Apparently, it took Joey four goes to get it right. He was using local anaesthetic, and by the time he “got through” with the hand trepan, the drill was going in at an angle. In the end, he used an electric drill, and the process took about fifteen minutes.
You might get a better idea of the process by viewing the documentary Joey and his later wife (then ex-wife) made about her trephination, Heartbeat In The Brain.
But be aware, more than one audience member fainted during the final scene of Heartbeat In The Brain when Amanda Feilding screened the movie at the Suydam Gallery in New York in 1978. Even though the surgical scenes alternate with motion studies of Feilding’s pet pigeon Birdie?!
I’m kinda of disappointed now that nobody fainted during Nerd Bait’s live performance of The Treacherous Brain. The audience just looked horrified.
Amanda Feilding previously had an affair with the bloke who had inspired Joey to self-trepan, Bart Huges. Bart had been a medical student at the University of Amsterdam, but was refused his degree because of his marijuana advocacy.
Apparently, Bart met a bloke called Titi at a party who got high by the method of standing on his head.
Oh yeah – apparently Bart was also a big fan of LSD. Nevertheless – or, because – he did persuade Joey of his theory of the benefits that trepanning provides through getting more blood into the brain. That it “fixes the problem of being bipedal,” whereby we “lose higher consciousness.”
That and the problem of our fontanelle fusing into the adult skull so that we lose cranial compliance (skull elasticity) and cerebral-spinal fluid flow.
Children are higher. That’s why we want to take drugs. The fall of man is not a moral thing. It’s a physical thing – Joey Mellen
Well, that’s all very well, but let me tell you from experience – getting too much blood into the brain is a terrible idea. And leads to trephination.

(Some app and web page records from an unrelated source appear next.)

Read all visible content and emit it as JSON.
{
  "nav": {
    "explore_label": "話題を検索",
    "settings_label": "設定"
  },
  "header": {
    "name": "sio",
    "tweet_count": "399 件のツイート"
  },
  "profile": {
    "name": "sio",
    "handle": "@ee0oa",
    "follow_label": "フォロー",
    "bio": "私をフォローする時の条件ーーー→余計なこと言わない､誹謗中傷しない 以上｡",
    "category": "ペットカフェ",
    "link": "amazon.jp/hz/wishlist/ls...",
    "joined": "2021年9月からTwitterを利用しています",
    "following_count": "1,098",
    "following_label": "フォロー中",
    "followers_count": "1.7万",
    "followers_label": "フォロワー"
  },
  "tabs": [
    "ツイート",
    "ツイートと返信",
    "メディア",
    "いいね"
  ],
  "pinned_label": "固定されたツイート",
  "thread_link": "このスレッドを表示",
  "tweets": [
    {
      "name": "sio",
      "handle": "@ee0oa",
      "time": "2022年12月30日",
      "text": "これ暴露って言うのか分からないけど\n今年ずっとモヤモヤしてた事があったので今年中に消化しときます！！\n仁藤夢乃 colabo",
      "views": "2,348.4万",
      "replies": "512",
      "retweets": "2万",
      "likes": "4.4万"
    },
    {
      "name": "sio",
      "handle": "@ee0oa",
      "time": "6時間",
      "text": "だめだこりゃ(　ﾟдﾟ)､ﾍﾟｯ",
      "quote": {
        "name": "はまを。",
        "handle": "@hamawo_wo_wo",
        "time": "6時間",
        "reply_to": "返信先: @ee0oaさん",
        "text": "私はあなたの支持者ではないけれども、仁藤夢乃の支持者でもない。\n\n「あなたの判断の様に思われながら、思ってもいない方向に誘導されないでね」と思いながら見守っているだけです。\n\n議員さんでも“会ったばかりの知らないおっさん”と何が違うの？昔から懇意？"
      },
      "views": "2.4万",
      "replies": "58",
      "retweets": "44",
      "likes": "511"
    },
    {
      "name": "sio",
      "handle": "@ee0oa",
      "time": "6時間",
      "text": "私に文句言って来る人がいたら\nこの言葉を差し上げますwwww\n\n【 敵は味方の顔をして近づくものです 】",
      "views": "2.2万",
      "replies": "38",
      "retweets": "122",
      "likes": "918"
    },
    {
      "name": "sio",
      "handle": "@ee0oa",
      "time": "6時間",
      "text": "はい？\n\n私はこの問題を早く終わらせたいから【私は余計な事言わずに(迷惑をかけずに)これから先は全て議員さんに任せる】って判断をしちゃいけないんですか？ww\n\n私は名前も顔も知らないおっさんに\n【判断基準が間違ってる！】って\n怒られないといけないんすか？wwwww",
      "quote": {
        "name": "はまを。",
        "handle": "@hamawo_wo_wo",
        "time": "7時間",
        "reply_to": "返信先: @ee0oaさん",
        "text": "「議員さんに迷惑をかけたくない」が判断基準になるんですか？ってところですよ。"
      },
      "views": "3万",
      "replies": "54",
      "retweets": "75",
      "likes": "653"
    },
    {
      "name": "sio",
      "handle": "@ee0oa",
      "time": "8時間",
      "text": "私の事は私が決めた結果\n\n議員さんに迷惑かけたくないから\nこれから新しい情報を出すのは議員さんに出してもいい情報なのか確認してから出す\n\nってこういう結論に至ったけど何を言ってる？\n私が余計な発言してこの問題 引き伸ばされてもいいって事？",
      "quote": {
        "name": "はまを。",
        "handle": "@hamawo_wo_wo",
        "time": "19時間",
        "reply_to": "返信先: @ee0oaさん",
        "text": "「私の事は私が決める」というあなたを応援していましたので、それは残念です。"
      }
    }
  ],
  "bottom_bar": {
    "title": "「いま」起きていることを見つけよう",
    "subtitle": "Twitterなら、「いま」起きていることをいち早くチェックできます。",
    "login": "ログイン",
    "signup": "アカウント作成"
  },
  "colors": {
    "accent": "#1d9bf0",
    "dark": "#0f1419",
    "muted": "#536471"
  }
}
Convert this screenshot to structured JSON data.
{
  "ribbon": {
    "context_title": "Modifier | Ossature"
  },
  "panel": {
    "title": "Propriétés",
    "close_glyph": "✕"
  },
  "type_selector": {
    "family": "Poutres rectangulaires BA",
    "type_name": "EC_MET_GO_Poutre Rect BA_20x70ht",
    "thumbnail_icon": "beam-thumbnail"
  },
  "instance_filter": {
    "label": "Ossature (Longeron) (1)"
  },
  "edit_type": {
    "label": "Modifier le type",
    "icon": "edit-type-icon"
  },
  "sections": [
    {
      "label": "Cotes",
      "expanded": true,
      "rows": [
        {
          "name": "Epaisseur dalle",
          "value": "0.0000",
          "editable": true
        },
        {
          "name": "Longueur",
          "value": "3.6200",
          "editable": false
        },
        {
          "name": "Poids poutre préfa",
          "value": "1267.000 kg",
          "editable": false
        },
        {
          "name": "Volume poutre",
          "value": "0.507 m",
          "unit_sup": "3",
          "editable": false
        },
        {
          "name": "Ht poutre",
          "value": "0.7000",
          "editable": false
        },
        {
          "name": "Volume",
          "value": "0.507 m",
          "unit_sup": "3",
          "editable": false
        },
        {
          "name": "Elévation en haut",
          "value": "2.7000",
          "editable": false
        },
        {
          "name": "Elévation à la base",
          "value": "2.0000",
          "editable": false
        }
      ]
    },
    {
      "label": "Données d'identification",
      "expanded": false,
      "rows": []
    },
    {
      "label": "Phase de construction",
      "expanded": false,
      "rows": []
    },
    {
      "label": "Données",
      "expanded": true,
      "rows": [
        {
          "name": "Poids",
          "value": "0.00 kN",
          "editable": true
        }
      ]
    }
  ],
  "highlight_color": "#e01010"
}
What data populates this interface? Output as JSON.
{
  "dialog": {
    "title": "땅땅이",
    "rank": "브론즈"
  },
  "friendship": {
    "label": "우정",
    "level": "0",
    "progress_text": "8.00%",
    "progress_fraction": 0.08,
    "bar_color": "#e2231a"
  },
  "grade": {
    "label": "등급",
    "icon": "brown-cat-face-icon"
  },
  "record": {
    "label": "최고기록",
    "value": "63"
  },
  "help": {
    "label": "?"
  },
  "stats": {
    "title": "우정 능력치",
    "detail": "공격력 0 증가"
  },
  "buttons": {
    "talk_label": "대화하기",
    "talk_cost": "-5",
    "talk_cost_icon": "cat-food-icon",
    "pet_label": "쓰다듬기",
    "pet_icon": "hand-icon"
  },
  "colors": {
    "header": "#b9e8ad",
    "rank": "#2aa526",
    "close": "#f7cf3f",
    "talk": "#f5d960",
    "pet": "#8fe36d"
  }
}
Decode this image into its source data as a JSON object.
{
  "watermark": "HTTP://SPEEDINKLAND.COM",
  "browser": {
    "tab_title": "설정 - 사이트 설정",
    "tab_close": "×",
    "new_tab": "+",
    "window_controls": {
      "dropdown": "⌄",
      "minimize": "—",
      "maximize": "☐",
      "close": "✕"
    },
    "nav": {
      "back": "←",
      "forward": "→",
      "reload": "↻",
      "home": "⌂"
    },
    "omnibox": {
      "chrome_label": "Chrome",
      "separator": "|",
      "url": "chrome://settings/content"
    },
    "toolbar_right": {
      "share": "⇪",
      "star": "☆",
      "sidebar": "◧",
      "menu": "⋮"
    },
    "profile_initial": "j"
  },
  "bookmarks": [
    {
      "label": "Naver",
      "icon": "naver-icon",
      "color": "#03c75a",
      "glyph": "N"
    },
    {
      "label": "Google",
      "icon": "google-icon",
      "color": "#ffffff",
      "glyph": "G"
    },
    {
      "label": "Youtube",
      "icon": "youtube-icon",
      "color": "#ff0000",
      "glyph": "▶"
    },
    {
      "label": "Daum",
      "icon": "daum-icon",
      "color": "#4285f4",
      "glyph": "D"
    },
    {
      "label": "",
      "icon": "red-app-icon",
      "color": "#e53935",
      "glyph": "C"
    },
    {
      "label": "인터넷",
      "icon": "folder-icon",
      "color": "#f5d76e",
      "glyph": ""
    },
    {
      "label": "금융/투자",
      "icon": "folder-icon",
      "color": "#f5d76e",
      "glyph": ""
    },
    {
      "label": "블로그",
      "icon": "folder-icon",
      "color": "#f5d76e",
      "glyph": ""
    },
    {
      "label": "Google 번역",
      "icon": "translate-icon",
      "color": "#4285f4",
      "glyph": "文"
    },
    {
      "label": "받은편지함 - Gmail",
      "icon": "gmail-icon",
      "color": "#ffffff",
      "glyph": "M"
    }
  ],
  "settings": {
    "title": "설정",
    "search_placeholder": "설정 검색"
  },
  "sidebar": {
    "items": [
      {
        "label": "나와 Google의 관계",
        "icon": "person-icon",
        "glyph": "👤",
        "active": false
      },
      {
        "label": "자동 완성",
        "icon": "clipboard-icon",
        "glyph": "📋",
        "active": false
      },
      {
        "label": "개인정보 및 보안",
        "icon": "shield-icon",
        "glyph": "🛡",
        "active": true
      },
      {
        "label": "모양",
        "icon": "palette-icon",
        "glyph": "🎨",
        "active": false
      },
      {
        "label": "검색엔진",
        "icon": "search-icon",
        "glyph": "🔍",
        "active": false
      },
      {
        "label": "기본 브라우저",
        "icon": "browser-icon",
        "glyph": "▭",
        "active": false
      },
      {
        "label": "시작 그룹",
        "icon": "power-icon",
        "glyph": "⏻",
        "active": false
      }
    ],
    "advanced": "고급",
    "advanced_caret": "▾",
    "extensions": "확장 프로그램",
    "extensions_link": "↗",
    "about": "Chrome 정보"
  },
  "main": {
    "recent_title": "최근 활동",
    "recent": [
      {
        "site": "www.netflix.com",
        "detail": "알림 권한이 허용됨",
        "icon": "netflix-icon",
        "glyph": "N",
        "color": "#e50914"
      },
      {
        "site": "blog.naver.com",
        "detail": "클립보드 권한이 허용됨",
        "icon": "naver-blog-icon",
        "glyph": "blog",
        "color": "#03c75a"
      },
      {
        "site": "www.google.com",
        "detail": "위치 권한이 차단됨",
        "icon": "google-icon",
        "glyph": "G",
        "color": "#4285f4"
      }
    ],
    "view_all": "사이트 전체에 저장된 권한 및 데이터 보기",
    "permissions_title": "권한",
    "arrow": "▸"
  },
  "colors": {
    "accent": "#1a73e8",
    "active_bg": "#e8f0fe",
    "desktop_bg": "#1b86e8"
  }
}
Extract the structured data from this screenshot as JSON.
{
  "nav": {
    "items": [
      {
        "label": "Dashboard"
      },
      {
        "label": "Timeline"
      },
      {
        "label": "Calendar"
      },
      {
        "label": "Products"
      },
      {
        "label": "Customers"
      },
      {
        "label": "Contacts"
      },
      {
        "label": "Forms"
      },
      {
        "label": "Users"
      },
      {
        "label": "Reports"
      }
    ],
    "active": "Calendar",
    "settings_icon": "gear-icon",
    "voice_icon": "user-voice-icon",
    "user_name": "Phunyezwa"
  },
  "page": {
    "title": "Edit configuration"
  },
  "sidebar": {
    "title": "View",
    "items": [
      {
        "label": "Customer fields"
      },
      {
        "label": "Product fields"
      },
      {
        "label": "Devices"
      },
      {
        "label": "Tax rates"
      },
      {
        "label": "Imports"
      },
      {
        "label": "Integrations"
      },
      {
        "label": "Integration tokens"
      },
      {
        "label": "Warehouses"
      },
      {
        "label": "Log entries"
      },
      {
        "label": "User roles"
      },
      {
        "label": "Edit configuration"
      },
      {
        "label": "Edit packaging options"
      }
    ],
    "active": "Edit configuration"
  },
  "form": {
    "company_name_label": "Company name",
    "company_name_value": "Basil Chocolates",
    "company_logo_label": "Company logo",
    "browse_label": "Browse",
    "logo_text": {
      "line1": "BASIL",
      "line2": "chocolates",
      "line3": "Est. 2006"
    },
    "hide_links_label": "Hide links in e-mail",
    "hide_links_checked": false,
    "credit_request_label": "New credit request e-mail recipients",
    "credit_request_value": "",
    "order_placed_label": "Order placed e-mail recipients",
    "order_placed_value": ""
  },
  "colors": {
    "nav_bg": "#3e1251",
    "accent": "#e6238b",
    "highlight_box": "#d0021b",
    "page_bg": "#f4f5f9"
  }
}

Which in my experience, ain’t so much fun.
That is to say – have a fun week, and don’t self-trepan.
Find out more about these left-field folk and why surgeons don’t take them seriously in Out Of The Ordinary – Hole In The Head here.